[Data about app and page elements]
__________________________________________________
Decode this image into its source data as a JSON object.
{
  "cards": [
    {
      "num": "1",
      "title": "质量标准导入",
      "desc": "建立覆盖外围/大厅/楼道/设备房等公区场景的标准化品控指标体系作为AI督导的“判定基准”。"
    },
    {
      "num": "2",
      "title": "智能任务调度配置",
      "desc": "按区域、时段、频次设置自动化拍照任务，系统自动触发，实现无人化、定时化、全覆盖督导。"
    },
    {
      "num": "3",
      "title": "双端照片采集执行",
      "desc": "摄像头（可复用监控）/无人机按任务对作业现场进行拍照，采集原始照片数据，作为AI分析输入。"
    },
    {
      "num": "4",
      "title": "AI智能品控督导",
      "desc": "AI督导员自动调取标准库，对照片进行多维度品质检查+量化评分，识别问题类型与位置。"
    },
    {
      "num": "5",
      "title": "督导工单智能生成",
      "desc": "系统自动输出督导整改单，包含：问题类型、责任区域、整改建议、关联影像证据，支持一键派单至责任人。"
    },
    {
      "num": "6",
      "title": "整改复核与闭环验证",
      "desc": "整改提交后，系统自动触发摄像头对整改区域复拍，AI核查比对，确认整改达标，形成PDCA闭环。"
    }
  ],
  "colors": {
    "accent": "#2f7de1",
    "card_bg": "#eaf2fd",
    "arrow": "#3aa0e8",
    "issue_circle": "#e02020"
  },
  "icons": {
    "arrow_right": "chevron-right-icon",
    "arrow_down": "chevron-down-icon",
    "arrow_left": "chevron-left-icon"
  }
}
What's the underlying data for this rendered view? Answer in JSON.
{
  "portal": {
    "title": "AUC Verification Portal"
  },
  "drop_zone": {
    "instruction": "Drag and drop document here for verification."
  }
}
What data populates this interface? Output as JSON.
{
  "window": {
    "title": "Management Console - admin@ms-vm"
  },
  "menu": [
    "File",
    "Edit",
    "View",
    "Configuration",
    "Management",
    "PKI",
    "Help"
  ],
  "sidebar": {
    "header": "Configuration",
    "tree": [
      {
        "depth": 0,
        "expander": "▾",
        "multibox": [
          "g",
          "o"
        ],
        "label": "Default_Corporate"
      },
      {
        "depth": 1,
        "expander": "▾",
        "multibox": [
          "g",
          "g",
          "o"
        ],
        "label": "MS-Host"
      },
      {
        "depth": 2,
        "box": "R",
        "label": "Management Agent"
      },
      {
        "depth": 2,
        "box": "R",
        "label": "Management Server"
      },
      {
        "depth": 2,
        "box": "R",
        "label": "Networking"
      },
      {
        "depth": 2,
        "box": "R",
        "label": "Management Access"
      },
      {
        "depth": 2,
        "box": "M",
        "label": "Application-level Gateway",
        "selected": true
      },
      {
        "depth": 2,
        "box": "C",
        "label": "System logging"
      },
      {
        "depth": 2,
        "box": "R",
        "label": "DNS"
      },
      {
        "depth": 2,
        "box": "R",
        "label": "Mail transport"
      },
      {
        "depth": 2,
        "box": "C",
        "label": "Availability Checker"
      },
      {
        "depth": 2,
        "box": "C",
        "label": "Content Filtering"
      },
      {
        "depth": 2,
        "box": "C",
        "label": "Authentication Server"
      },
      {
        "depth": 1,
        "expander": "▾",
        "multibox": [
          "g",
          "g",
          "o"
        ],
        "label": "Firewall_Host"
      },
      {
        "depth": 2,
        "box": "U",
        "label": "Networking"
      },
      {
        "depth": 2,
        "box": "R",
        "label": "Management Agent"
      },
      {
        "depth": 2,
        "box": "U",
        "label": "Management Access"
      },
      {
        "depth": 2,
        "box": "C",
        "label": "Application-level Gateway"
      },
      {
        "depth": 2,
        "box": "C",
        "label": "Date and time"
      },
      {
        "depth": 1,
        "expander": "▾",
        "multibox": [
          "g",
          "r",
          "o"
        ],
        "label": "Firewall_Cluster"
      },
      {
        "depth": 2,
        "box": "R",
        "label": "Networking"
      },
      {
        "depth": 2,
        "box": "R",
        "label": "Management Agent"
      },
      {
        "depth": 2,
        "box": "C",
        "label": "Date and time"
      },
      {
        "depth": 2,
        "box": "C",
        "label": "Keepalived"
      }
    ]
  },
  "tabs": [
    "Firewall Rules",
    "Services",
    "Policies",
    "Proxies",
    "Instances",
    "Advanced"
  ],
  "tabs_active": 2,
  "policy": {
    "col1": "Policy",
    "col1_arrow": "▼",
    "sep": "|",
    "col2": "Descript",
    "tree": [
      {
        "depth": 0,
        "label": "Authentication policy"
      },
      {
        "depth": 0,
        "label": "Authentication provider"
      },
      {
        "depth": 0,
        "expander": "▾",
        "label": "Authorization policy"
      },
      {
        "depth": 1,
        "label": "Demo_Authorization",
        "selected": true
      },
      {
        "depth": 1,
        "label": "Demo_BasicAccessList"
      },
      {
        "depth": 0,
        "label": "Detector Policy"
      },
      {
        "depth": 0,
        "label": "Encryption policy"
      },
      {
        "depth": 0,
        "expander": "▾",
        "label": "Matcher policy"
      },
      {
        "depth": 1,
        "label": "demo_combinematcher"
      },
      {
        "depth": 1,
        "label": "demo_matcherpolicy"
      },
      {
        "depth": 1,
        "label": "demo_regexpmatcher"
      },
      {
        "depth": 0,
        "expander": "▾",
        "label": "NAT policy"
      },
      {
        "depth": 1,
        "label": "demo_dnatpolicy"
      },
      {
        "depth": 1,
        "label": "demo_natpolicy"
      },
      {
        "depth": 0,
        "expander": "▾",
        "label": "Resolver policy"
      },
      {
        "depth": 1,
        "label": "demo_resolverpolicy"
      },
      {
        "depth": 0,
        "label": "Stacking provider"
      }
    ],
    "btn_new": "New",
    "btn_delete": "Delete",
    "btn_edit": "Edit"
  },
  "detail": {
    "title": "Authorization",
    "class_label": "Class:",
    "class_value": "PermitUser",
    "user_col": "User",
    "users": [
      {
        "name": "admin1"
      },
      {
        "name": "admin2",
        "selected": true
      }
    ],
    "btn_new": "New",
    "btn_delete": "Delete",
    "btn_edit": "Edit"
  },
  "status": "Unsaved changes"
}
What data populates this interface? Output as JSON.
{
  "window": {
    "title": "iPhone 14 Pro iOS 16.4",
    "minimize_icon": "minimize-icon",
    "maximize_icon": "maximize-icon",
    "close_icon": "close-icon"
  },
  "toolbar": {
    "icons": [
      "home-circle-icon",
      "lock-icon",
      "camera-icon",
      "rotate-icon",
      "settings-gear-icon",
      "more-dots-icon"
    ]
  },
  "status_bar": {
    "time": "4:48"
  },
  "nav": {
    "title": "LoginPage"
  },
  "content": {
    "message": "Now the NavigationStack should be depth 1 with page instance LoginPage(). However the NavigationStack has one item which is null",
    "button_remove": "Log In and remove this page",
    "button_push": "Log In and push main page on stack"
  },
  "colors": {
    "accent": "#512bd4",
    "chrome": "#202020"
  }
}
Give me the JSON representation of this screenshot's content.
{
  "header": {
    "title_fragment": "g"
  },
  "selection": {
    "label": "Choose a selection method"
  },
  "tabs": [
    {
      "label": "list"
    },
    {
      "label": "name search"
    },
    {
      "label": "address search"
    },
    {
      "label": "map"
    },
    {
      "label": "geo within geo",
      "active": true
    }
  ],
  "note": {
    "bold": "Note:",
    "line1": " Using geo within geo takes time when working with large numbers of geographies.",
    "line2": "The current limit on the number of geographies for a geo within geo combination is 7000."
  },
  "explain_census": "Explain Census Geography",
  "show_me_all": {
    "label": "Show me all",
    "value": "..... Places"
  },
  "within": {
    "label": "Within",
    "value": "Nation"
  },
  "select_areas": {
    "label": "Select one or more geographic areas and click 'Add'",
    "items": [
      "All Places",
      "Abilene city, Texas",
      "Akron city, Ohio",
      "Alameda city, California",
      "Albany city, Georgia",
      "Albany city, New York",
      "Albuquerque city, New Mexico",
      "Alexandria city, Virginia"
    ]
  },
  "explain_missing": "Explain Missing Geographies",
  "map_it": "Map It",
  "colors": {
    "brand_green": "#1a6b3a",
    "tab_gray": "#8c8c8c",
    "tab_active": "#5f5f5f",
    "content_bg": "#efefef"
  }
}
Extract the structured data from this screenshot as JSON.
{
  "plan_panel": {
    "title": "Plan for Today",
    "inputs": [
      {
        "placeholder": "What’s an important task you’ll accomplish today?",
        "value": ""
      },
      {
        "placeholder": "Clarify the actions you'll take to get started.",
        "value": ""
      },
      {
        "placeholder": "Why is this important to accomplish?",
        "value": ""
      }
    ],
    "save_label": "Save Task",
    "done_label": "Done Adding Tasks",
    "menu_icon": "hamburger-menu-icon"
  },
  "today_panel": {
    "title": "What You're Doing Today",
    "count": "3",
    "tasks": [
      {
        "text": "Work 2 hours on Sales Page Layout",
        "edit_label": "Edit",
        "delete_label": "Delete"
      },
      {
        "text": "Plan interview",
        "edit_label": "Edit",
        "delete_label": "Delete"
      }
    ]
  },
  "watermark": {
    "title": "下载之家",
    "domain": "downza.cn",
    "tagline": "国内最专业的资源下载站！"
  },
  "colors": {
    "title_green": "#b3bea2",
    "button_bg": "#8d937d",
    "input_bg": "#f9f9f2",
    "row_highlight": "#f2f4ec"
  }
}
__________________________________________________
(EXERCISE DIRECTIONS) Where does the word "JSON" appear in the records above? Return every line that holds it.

(ANSWER FOR THIS EXERCISE)
Decode this image into its source data as a JSON object.
What's the underlying data for this rendered view? Answer in JSON.
What data populates this interface? Output as JSON.
What data populates this interface? Output as JSON.
Give me the JSON representation of this screenshot's content.
Extract the structured data from this screenshot as JSON.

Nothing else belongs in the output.